Your goal: For each line below that contains the word "this", return that line.

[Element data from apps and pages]
* * * * * * * * *

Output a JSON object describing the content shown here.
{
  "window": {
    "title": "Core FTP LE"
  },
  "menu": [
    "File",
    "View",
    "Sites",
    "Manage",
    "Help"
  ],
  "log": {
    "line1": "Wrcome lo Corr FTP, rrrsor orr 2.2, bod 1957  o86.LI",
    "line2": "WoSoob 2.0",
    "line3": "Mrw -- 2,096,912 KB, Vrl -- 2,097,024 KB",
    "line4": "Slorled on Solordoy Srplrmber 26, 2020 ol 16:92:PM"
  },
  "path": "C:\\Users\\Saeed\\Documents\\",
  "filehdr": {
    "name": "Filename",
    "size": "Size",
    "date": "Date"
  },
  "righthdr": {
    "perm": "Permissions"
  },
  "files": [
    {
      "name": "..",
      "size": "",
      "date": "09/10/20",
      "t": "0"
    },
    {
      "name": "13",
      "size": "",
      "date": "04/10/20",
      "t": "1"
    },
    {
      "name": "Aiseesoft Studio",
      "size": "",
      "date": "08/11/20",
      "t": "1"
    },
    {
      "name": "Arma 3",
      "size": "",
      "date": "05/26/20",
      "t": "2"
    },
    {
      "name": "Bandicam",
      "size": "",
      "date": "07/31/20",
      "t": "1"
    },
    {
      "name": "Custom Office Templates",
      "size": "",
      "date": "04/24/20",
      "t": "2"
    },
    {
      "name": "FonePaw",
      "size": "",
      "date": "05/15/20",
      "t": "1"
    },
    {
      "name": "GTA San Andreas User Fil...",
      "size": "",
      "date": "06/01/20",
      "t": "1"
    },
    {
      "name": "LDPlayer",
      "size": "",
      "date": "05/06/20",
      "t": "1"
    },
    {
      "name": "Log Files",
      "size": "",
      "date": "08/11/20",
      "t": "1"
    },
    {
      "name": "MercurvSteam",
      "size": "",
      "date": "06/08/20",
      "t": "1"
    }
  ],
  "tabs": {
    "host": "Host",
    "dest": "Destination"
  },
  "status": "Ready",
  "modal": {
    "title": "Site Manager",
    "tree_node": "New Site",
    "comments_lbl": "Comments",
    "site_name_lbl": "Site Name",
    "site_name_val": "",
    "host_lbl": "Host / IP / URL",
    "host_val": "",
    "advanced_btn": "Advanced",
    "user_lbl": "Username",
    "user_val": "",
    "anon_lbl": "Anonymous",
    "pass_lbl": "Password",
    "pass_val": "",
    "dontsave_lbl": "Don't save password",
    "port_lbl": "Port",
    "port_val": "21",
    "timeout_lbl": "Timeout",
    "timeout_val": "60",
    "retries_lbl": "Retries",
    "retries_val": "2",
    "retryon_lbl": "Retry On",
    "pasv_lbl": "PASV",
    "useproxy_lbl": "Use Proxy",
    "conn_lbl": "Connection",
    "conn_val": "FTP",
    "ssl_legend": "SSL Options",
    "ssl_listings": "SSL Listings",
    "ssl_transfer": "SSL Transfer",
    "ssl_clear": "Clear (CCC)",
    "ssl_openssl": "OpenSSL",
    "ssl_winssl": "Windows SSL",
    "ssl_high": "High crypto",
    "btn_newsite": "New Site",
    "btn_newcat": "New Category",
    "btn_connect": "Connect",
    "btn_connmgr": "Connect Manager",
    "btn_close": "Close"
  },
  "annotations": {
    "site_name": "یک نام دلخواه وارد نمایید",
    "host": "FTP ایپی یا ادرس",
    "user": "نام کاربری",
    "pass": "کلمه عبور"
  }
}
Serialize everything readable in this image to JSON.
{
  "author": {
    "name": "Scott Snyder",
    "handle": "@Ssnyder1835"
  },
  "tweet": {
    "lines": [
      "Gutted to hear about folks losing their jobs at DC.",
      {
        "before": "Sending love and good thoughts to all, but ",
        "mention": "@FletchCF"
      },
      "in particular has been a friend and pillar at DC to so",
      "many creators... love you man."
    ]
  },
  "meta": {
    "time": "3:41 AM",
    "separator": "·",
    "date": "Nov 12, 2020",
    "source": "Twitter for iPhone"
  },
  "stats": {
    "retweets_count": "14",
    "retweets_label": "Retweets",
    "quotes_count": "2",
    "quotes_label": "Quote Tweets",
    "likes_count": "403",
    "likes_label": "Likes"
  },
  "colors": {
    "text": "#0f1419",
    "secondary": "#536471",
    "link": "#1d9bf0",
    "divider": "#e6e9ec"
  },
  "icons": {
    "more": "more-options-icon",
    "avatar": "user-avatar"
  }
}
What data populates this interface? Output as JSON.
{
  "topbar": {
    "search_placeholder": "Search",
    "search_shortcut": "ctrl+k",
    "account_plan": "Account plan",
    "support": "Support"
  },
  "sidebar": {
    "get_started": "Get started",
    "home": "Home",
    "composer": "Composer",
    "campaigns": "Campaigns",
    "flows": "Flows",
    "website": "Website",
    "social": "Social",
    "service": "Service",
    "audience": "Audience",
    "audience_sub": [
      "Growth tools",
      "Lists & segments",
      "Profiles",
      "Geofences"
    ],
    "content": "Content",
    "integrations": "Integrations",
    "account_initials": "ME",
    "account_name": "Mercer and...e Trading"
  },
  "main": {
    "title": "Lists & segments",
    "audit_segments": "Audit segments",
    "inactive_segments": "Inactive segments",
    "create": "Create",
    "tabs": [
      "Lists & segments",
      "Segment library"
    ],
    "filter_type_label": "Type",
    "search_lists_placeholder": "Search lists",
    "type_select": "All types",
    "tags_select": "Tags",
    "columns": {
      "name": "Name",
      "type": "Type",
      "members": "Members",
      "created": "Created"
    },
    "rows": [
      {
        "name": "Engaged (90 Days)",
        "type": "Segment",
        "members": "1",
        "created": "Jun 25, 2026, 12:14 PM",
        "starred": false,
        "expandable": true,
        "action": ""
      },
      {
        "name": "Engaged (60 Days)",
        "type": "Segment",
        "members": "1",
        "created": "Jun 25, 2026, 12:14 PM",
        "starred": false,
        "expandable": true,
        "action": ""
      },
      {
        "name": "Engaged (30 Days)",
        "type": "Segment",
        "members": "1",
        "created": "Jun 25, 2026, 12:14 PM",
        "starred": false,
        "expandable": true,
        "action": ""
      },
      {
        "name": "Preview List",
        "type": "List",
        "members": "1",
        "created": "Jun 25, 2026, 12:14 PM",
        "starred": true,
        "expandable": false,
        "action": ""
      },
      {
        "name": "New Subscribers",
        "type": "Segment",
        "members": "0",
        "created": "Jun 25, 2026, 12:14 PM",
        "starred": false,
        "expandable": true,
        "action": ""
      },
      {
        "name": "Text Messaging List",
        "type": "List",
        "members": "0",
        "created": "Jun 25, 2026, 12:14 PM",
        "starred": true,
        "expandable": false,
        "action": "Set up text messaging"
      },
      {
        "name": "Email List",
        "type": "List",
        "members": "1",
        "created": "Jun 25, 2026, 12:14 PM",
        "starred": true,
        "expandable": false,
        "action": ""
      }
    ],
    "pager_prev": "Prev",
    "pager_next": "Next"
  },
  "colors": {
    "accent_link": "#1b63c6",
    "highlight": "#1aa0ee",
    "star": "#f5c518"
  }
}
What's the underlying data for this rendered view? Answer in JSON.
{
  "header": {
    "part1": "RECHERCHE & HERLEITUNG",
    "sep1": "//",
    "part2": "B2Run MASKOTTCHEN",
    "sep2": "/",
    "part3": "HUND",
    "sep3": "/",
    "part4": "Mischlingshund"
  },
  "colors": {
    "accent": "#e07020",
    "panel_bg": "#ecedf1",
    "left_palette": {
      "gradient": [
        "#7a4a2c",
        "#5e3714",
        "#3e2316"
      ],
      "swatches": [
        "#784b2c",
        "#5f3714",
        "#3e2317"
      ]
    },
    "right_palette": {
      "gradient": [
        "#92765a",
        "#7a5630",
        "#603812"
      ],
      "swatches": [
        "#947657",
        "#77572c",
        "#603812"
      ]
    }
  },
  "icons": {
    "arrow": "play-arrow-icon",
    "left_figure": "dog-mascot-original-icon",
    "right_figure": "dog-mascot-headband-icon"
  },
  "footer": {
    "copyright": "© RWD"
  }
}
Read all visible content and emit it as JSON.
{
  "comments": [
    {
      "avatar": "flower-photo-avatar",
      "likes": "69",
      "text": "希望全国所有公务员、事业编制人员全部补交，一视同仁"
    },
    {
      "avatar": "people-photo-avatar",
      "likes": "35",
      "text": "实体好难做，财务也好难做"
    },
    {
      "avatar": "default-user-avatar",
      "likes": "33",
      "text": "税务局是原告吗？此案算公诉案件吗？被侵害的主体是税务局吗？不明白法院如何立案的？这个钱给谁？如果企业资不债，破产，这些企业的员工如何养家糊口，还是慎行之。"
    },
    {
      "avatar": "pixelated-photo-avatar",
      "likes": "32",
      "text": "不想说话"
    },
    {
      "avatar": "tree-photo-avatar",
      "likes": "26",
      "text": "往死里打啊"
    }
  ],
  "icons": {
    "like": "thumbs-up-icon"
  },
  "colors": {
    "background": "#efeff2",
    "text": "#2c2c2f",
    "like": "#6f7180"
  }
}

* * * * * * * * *

Answer area:
Serialize everything readable in this image to JSON.
What data populates this interface? Output as JSON.
What's the underlying data for this rendered view? Answer in JSON.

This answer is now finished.